After years of making some of the Internet’s most desirable mashups and remixes, the Hood Internet has dropped a new album via the good people at Mishka. Download it here, and scope reimagined versions of tracks from Ariel Pink, Foster the People, A Place to Bury Strangers, and more.
It’s funny how a song from last year can feel like a blast from my past, but I guess that’s the nature of things. Whatever.
Anyway, this track you’re hearing in this video comes from Girl Talk’s last album, All Day. I reviewed it over here. It was pretty sweet, if I remember correctly.
So, yes, the song is old, but the video is new, and it’s the start of what is going to be a pretty ambitious video series revolving around this Girl Talk album. It involves three different dancers performing in various places around New York City, and they look like they’re having a ton of fun doing is–especially that ballet girl.
Yep, this exists. It’s a Fela Kuti / De La Soul mashup mixtape. I like that the sampled Kuti tracks actually compliment De La Soul’s rhymes, too. Feels authentic. Feels like something I’d actually return to instead of gawk at for a few minutes. Props to Afropop Worldwide for posting this!
Yes, it’s an ambitious and risky mashup of instrumentals made of Fugazi songs and verses from Wu-Tang-affiliated albums: Wugazi.

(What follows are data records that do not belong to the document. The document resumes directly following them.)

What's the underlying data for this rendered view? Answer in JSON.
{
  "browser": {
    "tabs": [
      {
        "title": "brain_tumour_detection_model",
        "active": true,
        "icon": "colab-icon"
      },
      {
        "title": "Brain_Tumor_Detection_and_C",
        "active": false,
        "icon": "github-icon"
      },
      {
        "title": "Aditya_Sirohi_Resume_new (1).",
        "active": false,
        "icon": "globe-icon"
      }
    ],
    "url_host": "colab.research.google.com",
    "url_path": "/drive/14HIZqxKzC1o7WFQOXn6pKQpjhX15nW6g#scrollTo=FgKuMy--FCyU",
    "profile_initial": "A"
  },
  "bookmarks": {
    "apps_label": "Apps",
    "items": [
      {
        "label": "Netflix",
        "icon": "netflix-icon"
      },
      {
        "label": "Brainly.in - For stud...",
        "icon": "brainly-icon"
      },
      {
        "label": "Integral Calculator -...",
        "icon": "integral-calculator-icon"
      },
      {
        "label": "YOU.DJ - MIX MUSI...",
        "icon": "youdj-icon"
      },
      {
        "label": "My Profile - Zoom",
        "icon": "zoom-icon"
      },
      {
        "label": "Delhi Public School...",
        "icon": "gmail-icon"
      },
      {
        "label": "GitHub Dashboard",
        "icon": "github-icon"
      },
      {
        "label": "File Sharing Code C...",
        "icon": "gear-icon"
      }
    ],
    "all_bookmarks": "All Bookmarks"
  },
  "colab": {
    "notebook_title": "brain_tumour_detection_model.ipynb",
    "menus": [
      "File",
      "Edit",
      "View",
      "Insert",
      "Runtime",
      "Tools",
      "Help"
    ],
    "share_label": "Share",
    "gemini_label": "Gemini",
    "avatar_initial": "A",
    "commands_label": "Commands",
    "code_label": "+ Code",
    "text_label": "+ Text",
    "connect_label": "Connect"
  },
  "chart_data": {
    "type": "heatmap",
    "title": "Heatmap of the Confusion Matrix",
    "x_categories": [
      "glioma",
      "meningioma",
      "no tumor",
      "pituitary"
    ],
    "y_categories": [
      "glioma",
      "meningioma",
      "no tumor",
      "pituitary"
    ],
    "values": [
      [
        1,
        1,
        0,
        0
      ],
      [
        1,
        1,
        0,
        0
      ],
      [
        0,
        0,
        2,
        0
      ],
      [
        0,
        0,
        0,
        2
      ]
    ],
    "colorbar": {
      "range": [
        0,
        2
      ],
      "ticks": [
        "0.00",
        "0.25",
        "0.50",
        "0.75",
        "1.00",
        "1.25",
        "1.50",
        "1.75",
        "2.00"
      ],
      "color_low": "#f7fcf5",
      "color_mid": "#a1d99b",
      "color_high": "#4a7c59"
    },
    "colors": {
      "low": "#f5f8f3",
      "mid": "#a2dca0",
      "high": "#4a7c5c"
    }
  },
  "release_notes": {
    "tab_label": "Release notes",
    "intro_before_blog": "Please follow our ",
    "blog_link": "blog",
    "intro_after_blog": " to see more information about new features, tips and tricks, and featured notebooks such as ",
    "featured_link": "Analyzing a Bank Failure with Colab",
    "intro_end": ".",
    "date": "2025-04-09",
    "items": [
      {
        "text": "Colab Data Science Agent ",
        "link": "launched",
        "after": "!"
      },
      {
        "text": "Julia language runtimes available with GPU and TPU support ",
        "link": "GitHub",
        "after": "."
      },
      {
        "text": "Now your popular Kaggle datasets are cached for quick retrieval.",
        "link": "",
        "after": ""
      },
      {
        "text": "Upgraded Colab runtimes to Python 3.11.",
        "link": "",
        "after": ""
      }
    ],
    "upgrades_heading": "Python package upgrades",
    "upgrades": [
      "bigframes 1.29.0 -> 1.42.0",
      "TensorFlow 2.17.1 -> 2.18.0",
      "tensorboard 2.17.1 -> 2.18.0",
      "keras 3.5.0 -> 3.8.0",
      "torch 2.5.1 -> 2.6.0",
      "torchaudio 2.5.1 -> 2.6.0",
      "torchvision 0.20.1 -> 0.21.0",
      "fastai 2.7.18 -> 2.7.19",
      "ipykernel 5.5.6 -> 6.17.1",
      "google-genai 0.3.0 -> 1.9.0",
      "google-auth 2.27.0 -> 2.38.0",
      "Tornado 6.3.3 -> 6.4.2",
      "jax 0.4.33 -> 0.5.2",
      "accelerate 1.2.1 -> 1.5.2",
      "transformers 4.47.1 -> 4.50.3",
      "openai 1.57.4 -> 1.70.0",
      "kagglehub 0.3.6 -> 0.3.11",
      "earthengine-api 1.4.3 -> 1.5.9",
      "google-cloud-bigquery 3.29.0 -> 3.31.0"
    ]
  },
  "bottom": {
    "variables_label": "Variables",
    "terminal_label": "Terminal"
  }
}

Produced by Cecil Otter and Swiss Andy, some of the combinations here go over better than others. I think I would have come to the conclusion that these worlds are better separate if it weren’t for tracks like “Sleep Rules Everything Around Me” and “Ghetto Afterthought.”
Whether it makes you think or cringe, Wugazi is what it is. Download the whole thing right here, and stream it below: